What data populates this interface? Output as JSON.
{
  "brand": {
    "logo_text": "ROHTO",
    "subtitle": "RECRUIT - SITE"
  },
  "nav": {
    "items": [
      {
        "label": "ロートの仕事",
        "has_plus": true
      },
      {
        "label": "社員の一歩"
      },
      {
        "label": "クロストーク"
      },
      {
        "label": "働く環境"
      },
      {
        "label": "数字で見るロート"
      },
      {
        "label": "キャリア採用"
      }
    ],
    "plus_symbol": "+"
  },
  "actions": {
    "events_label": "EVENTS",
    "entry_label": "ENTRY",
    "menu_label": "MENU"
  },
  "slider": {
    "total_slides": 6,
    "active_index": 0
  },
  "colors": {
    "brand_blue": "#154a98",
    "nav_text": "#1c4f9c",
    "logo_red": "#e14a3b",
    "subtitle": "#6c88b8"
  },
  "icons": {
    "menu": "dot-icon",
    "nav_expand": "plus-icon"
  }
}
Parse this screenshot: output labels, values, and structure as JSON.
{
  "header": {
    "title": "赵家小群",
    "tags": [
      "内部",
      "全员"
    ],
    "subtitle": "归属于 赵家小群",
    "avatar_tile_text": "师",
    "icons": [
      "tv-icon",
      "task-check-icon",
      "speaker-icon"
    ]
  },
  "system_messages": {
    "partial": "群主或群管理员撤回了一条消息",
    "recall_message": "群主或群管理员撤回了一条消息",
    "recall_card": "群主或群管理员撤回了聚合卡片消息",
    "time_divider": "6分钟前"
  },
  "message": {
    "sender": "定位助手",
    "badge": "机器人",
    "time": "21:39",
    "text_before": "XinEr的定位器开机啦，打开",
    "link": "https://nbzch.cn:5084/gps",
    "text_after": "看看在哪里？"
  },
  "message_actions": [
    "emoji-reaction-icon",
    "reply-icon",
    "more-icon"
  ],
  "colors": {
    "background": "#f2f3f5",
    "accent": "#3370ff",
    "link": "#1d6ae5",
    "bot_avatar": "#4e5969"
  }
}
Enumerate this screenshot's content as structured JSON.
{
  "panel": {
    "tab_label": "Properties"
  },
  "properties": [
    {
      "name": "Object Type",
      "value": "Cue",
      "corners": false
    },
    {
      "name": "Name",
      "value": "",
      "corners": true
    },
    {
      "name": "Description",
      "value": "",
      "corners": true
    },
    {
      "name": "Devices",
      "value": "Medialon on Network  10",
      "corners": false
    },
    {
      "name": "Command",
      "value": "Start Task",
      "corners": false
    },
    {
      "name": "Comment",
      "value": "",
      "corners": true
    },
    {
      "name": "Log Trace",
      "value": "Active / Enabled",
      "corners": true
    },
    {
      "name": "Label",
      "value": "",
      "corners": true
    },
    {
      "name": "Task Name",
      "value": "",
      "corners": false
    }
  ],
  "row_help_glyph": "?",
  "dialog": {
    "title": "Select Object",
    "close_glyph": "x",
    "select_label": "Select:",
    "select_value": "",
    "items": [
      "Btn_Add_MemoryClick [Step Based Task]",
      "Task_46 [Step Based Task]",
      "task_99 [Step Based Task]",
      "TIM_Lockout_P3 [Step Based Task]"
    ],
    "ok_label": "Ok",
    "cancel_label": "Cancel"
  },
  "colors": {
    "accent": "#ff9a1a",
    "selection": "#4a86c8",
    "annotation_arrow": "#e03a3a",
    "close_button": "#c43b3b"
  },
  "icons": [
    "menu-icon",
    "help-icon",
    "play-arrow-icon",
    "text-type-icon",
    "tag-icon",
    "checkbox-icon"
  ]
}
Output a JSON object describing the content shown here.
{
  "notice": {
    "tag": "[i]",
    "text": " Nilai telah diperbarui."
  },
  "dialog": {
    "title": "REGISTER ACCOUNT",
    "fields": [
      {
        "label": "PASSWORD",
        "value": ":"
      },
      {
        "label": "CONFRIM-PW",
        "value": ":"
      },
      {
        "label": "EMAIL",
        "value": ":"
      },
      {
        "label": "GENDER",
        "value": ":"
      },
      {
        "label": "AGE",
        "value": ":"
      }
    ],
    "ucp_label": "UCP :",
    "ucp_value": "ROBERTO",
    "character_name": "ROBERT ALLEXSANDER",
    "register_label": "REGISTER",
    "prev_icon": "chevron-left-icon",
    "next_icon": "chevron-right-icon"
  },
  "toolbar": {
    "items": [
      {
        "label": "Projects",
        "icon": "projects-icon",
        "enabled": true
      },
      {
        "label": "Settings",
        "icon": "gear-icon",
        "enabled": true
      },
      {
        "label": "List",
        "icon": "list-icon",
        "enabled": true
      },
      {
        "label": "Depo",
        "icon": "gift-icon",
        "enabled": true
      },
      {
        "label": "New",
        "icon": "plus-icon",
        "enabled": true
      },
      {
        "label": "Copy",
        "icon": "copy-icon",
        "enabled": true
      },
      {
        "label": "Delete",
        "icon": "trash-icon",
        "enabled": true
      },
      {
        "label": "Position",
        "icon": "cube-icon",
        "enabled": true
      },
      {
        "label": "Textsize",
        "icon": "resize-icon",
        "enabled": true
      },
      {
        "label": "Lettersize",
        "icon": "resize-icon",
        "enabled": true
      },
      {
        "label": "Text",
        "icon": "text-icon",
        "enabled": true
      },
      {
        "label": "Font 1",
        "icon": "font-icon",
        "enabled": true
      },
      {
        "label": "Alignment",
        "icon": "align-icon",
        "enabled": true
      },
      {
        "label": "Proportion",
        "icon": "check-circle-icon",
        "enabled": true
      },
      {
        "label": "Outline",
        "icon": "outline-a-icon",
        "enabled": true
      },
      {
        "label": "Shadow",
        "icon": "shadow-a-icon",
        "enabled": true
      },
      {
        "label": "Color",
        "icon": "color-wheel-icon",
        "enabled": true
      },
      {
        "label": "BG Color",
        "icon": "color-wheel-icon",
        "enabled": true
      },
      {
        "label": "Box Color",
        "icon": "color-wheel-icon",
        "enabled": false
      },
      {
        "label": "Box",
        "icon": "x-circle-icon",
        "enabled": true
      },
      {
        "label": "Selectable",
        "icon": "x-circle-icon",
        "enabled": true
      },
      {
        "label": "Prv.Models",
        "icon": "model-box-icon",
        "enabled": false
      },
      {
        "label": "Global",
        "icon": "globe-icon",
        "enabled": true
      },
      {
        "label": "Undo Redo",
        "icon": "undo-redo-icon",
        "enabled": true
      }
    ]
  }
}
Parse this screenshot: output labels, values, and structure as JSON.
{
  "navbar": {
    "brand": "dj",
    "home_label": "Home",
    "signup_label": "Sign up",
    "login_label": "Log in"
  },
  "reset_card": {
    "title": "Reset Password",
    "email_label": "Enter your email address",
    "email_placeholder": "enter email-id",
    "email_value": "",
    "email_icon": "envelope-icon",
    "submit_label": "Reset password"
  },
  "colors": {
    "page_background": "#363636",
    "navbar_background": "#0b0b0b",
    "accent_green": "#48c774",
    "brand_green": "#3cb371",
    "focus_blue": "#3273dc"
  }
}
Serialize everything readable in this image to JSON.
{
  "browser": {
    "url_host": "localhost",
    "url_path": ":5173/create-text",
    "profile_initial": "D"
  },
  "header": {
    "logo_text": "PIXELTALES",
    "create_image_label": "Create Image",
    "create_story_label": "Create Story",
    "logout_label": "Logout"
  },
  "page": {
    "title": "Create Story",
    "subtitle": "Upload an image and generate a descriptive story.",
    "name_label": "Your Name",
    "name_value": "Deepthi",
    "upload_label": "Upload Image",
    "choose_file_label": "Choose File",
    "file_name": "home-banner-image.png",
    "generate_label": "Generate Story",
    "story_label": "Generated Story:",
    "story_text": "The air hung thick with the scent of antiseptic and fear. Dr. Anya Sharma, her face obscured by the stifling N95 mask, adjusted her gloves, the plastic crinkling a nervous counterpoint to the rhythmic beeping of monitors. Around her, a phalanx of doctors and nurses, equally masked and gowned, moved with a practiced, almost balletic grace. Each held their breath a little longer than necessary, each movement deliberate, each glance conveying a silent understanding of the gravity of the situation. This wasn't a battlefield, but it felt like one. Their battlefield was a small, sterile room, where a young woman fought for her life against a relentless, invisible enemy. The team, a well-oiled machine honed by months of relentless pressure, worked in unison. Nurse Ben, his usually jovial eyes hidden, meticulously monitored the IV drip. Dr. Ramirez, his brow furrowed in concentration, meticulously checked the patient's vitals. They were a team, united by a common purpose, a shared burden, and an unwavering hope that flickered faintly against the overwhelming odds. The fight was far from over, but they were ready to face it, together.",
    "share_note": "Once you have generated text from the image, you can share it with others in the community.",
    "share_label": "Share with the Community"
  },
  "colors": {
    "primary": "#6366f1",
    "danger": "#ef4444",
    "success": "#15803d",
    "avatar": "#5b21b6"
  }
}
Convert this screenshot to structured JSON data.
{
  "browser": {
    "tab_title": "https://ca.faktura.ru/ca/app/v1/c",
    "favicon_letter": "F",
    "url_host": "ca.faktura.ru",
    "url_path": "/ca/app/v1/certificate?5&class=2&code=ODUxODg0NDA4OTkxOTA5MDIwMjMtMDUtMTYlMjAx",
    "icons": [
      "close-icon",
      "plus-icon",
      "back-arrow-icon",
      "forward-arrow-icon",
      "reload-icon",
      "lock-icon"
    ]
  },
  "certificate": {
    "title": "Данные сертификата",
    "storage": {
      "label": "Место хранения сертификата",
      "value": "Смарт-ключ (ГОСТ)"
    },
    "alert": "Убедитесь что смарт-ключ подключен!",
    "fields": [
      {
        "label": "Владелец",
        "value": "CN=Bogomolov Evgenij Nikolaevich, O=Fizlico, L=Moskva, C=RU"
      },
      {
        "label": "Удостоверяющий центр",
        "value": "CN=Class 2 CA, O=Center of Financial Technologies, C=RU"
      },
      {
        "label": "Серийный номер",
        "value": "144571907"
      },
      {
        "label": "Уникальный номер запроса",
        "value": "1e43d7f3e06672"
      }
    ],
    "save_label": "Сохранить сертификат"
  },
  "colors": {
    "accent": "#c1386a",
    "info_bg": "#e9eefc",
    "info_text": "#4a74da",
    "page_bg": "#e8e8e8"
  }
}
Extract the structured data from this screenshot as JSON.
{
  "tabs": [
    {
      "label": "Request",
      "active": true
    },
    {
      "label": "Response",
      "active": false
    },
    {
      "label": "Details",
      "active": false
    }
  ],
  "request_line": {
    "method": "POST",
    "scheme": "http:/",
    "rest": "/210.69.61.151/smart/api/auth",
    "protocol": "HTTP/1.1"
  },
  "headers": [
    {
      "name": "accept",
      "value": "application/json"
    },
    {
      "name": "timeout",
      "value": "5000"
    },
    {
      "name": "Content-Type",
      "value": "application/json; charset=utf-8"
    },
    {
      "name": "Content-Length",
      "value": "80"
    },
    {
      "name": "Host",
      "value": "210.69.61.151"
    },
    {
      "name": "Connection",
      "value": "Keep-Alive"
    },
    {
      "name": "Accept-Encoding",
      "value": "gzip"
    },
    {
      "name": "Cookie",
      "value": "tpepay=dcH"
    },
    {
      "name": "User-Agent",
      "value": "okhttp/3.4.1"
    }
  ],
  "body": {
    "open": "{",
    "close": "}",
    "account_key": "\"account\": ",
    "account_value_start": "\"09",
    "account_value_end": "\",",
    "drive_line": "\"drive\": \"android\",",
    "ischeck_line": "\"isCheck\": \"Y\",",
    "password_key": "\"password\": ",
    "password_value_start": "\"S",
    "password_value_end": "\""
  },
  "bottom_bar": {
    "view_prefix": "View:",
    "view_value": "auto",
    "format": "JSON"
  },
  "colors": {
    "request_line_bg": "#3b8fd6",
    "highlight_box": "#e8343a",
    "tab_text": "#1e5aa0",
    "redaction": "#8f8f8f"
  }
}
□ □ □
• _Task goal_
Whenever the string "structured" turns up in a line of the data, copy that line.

• _Answer space_
Enumerate this screenshot's content as structured JSON.
Convert this screenshot to structured JSON data.
Extract the structured data from this screenshot as JSON.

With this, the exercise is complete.